Berkowitz is a lawyer and a journalist, and there is impressive scholarship here, with new angles on histories you think you might already know. It’s refreshing to read these new insights on familiar chronicles. It’s also interesting to see the long narrative arc of censorship through the centuries, and how there are periods of progress and regression, and how technology changes the conversation.
The historical insight on the use of censorship in Ancient Greece and Rome helps inform the history I’ve already learned, and I also think it would be interesting for someone without that previous grounding. The section on medieval England definitely draws some clear lines from then to now, and the evolution of the “marketplace of ideas.”

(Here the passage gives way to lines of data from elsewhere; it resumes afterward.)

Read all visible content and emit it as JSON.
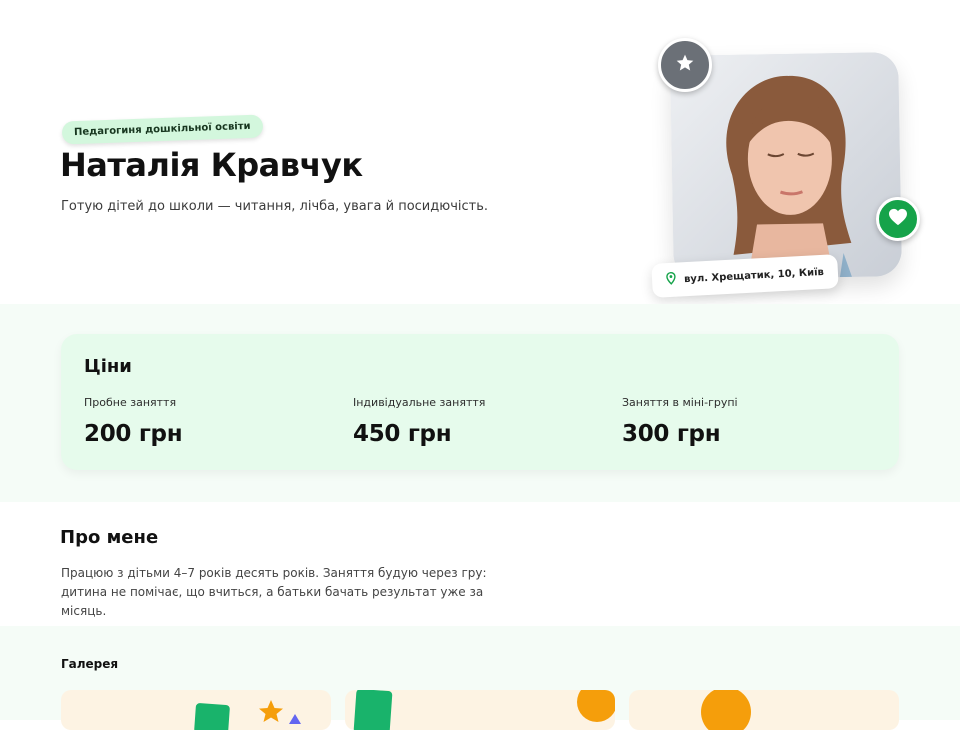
{
  "profile": {
    "badge": "Педагогиня дошкільної освіти",
    "name": "Наталія Кравчук",
    "tagline": "Готую дітей до школи — читання, лічба, увага й посидючість.",
    "address": "вул. Хрещатик, 10, Київ"
  },
  "prices": {
    "title": "Ціни",
    "items": [
      {
        "label": "Пробне заняття",
        "value": "200 грн"
      },
      {
        "label": "Індивідуальне заняття",
        "value": "450 грн"
      },
      {
        "label": "Заняття в міні-групі",
        "value": "300 грн"
      }
    ]
  },
  "about": {
    "title": "Про мене",
    "text": "Працюю з дітьми 4–7 років десять років. Заняття будую через гру: дитина не помічає, що вчиться, а батьки бачать результат уже за місяць."
  },
  "gallery": {
    "title": "Галерея"
  },
  "colors": {
    "accent": "#16a34a",
    "badge_bg": "#d3f7dd",
    "section_bg": "#f5fcf7",
    "card_bg": "#e6fbec"
  },
  "icons": {
    "top_badge": "star-icon",
    "side_badge": "heart-icon",
    "address": "map-pin-icon"
  }
}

The section on WWII is especially interesting, and it gave me many anecdotes to share with others. I read about how censors in many countries changed standards quickly, as feelings about involvement in war changed—and how when alliances changed, censorship followed. And how changes in censorship informed the public’s feelings about the war.
The author’s observations of the modern era are clear-eyed, and he doesn’t pretend to have answers he can’t have. This might frustrate some readers, but I found it honest, and without the stridence that usually underlies discussions of censorship today. The author does note how censorship is changing with new media, and I think anyone interested in this topic would benefit from engaging with this discussion.
Berkowitz, Eric. Dangerous Ideas: A Brief History of Censorship in the West, from the Ancients to Fake News. 2021.